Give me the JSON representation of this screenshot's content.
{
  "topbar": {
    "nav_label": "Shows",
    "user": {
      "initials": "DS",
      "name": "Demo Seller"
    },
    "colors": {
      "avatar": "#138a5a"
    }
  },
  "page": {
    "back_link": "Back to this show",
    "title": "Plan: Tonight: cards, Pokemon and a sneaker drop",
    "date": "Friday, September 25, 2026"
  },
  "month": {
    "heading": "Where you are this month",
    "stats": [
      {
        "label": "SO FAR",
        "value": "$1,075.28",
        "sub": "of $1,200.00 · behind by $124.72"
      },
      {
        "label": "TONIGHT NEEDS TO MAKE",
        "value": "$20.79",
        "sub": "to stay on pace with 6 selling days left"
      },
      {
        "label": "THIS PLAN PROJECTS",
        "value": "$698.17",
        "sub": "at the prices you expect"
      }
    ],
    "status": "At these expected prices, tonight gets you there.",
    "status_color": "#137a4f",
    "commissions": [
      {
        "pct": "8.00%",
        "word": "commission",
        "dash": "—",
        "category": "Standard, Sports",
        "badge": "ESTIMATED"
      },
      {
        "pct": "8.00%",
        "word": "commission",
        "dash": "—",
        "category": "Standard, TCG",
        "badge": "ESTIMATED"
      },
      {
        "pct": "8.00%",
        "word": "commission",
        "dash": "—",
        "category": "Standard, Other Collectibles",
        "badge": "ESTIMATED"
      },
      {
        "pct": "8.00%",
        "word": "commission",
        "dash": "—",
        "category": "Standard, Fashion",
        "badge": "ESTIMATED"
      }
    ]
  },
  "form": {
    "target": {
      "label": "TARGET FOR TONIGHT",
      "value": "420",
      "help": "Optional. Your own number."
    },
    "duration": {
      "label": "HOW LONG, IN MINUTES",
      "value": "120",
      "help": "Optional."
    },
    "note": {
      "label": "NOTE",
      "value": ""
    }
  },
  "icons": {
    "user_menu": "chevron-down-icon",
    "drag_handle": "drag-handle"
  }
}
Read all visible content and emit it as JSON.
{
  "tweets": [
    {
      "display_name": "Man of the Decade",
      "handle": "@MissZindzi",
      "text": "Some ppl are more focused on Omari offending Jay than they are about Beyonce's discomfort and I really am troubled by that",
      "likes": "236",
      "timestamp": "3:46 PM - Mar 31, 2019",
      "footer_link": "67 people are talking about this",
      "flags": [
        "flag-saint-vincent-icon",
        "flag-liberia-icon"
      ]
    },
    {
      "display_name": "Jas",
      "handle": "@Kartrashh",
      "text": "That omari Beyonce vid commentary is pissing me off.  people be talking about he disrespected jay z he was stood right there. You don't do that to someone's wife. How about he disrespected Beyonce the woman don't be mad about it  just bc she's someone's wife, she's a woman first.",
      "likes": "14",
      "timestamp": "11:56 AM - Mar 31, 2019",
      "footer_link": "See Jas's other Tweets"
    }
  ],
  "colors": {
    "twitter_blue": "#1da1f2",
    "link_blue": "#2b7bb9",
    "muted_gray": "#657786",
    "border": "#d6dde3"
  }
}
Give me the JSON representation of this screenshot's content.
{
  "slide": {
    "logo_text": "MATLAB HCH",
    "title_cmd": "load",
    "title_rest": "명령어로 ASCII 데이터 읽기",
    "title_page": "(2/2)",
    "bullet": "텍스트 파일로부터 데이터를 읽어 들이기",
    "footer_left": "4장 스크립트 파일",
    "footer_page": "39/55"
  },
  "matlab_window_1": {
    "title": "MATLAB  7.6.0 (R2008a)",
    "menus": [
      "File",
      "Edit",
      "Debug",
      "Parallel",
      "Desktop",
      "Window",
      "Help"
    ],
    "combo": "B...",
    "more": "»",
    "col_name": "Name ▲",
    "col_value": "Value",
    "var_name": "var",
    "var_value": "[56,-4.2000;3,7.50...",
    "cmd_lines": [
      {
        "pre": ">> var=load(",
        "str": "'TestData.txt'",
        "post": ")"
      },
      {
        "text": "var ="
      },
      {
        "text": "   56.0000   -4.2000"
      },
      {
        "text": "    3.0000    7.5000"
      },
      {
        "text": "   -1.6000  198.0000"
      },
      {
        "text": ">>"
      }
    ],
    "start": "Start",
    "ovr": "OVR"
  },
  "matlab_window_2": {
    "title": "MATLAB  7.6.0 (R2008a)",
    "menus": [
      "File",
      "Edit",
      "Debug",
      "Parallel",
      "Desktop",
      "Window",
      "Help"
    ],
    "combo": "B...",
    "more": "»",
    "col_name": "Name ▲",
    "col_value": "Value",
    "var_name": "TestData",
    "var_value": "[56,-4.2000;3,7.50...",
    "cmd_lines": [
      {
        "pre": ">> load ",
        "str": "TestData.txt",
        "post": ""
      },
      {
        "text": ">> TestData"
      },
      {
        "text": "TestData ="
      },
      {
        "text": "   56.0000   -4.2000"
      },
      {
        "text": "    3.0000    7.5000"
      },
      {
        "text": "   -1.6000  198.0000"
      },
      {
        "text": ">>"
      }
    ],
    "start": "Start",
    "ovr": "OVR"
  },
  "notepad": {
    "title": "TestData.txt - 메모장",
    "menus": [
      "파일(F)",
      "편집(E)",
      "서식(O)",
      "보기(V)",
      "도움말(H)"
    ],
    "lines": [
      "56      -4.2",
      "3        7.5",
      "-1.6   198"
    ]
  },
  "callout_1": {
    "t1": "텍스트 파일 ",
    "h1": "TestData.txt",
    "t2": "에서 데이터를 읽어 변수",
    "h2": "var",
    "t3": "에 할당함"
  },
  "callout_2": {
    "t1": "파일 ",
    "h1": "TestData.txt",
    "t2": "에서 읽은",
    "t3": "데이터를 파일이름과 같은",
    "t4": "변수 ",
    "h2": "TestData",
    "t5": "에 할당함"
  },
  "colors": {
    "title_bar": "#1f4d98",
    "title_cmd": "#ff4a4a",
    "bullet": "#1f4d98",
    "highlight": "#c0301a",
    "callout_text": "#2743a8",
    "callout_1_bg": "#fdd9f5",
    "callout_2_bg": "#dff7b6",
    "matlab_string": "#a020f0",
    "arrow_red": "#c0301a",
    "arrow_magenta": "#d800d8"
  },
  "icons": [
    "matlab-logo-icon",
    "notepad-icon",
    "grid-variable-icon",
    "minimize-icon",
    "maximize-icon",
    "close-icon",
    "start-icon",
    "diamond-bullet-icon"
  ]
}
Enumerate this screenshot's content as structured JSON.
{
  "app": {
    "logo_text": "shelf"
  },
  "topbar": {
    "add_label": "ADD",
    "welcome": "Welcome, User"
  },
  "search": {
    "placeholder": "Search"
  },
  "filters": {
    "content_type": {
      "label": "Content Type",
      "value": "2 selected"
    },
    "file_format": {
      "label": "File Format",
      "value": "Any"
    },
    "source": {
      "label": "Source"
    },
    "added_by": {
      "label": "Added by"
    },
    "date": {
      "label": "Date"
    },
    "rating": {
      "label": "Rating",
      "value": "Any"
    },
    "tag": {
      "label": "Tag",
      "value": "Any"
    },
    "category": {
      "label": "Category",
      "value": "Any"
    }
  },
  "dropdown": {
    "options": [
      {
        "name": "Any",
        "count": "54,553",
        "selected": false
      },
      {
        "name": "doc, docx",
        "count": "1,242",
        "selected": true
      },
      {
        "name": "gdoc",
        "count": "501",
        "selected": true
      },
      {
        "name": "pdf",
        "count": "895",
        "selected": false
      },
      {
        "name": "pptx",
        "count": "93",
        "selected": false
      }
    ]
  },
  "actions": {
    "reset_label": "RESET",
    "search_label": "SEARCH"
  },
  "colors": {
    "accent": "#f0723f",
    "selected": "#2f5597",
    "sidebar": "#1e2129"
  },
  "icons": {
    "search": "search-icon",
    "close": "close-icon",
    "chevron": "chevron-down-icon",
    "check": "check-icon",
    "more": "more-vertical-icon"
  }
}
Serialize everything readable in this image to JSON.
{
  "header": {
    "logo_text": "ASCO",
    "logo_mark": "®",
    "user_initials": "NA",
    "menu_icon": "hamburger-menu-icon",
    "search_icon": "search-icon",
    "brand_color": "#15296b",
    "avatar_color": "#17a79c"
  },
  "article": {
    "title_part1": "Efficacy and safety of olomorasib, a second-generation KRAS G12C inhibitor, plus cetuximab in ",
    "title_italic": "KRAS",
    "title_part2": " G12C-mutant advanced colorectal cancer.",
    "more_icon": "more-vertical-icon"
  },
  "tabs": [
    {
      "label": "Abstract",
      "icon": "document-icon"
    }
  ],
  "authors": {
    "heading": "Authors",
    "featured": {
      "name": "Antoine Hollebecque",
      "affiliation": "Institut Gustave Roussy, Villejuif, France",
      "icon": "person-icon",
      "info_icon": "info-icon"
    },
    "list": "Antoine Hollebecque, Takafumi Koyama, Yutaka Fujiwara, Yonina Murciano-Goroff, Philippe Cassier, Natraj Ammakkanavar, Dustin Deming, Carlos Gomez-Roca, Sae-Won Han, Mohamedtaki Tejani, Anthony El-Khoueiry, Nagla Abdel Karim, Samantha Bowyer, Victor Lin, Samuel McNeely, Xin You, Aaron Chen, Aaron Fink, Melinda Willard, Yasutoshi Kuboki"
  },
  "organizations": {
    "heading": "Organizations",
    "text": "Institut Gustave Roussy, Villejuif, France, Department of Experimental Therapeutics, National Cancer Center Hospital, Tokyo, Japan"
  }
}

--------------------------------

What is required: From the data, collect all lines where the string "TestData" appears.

Task solution:
        "str": "'TestData.txt'",
    "var_name": "TestData",
        "str": "TestData.txt",
        "text": ">> TestData"
        "text": "TestData ="
    "title": "TestData.txt - 메모장",
    "h1": "TestData.txt",
    "h1": "TestData.txt",
    "h2": "TestData",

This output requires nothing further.